Firing a non-productive or anti-social (in the destructive sense) member of a team actually increases the team’s productivity by 30 to 40%. That means that on a team size of 4, productivity will stay the same or get better even if you don’t replace them,  Yet your payroll drops by a quarter.

On a larger team then you’re making money by getting rid of the bully / degenerate  because of the bump to productivity. If they’re at the managerial or executive level your return on investment is even higher. The higher up in an organization the greater their impact, positive or negative.

Cost of a Bad Hire

If that doesn’t convince you then consider the cost of make a bad hire, or keeping them around. It starts at five times their annual salary and goes up from there, depending on their impact within the organization. Up to 27 times.

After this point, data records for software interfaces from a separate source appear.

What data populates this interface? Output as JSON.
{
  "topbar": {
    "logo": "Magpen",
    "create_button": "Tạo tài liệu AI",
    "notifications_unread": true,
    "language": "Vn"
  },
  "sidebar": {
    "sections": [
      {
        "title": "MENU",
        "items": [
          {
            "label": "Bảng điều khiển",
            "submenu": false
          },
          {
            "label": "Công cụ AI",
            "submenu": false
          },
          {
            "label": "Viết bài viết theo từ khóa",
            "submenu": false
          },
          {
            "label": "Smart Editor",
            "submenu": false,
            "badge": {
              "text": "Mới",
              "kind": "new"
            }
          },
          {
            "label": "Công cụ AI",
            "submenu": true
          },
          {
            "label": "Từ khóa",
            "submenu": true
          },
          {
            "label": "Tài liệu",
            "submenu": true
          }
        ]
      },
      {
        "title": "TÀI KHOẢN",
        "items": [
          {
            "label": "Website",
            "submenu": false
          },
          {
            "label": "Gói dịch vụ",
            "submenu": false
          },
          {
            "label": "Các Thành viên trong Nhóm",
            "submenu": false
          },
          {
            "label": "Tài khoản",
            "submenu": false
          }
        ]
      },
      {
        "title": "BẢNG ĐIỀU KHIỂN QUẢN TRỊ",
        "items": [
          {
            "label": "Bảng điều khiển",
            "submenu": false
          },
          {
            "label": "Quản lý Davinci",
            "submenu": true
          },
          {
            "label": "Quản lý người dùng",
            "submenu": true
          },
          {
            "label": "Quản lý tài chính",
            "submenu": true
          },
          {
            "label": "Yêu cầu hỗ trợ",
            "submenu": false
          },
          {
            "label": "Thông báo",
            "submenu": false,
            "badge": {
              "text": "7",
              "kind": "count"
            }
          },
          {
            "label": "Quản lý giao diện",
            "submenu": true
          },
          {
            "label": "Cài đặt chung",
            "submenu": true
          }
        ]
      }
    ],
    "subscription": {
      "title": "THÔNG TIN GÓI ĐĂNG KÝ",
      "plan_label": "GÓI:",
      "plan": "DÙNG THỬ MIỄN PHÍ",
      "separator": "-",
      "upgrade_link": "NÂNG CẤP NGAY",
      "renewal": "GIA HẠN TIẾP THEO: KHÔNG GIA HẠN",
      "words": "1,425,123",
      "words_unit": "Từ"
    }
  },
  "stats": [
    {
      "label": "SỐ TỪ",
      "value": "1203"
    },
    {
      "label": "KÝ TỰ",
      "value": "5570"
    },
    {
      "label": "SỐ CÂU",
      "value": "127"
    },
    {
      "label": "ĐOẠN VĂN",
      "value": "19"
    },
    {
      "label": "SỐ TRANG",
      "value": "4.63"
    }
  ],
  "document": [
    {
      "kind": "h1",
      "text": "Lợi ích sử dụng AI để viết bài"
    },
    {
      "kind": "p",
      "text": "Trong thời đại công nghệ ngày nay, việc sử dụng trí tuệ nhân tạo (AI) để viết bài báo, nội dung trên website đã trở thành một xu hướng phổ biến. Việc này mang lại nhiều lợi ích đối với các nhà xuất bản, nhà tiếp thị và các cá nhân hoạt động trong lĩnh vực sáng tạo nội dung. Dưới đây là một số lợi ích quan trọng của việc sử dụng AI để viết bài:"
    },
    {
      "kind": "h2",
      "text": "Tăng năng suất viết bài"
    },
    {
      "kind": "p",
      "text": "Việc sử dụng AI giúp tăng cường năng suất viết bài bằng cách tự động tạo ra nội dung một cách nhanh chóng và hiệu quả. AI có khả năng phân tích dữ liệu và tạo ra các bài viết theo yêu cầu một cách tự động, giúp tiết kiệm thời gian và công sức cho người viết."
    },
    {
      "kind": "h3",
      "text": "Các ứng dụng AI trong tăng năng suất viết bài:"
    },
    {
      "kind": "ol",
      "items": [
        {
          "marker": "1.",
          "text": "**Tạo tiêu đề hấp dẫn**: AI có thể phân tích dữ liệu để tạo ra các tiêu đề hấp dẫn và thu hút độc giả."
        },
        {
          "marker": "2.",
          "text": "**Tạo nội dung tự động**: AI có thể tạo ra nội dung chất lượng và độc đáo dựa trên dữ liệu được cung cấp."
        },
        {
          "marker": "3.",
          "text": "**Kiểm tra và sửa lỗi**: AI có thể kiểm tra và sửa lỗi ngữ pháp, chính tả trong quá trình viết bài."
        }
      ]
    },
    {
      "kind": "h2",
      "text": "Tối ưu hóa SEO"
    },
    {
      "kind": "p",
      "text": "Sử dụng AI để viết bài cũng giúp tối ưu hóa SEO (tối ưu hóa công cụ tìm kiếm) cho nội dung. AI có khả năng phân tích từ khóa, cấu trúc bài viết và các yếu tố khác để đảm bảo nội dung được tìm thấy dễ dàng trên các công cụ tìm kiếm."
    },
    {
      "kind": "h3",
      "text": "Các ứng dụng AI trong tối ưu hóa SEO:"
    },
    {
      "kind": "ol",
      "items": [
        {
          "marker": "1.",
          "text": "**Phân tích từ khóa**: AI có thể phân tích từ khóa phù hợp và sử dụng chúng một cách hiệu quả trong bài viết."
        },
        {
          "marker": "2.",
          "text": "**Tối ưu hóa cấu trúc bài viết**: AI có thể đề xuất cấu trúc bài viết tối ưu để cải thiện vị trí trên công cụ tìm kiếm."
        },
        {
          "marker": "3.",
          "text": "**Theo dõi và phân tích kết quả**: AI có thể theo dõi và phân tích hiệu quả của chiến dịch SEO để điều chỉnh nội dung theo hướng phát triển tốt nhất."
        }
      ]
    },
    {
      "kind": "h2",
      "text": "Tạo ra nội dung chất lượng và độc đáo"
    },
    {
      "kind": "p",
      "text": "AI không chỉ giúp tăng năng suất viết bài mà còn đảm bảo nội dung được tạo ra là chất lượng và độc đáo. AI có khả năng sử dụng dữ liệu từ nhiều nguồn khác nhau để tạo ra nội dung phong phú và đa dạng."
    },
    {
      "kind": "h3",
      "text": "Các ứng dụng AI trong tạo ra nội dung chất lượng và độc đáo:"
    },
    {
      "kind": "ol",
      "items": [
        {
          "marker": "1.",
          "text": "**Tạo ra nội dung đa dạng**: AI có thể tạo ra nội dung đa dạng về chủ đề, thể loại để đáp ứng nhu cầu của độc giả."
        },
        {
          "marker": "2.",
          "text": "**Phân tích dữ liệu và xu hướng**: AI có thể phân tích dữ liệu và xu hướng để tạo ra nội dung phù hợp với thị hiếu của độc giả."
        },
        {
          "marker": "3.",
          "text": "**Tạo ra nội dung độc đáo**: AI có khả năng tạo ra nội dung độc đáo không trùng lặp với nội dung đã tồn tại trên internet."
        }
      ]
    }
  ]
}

Too many leaders are afraid to replace, move, or let go somebody they know needs it. Perhaps they’re in a key position. Perhaps they’re a family member (tough one for sure). Perhaps they’re a loyal, long-term employee whose performance has dropped in recent years.

So decide now what’s best for the business and all the people in it. If you can’t do what’s right, maybe the problem is you.

Let the Facts Judge Them

I like John Spence’s approach as outlined in his book “Awesomely Simple“. You’ll need four sheets of paper: On the first one have thee employee write  what they believe is expected of them. It’s important that expectations are clear and agreed, and that they have agreed deadlines.

On the second they write what they need (training, staff, support, equipment) to accomplish what they’ve committed to. On the third what their reward should be if they accomplish their goals. On the fourth, what they believe the consequences of failure should be.

The key to this approach is regular (weekly) face-to-face review. Regular review is where accountability happens. We don’t need to judge our employees. Presenting the facts will do that for us.

What Took You So Long?

A common reaction when they finally do get asked to leave? “What took you so long?” Everybody else knows what needs to be done. Why don’t you?

What’s the hardest fire you’ve had to make? Do you have somebody you need to let go but just keep putting it off? Let us know in the comments.